Test for White Lead
Too Long; Didn't ReadMessrs. Editors:—I have read, with much interest, Dr. Chandler's colorimetric test of the purity of white lead, as published in the Scientific American sometime ago. I enclose another test, which, though not new, is of value to all using white lead on account of its simplicity and effectiveness. It has been in use here for nearly two years, and has been found reliable. Having never seen it in print, I have tried to put it in as simple words as possible.
Felix McArdle, Analytical Chemist.
St. Louis, Mo.

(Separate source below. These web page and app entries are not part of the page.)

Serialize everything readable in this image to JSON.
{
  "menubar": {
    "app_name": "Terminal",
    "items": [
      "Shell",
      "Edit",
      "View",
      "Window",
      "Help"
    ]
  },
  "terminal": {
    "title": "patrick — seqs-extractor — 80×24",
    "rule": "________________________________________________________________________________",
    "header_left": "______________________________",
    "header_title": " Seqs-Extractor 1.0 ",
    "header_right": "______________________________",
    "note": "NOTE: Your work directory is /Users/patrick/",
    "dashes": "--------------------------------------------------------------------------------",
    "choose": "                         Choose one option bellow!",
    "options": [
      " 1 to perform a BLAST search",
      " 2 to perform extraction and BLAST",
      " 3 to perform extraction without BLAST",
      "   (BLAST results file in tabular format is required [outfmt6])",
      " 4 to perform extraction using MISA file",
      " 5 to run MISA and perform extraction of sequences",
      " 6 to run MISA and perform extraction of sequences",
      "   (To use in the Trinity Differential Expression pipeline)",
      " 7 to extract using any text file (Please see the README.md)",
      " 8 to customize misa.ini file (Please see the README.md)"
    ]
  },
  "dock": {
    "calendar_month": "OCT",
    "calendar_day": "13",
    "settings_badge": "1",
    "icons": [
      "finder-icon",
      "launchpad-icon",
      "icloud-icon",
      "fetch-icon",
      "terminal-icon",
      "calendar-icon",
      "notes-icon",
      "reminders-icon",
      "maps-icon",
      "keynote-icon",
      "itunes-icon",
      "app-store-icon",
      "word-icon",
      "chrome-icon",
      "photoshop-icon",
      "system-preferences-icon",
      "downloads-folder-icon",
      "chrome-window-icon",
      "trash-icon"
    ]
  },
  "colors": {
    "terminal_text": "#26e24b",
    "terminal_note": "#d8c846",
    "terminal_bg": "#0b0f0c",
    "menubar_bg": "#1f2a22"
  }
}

Take a piece of firm, close grained charcoal, and, near one end of it, scoop out a cavity about half an inch in diameter and a quarter of an inch in depth. Place in the cavity a sample, of the lead to be tested, about the size of a small pea, and apply to it continuously the blue or hottest part of the flame of the blow pipe; if the sample be strictly pure, it will in a very short time, say in two minutes, be reduced to metallic lead, leaving no residue; but if it be adulterated to the extent of ten per cent. only, with oxide of zinc, sulphate of baryta, whiting or any other carbonate of lime, (which substances are now the only adulterations used), or if it be composed entirely of these materials, as is sometimes the case with cheap lead, it cannot be reduced, but will remain on the charcoal an infusible mass.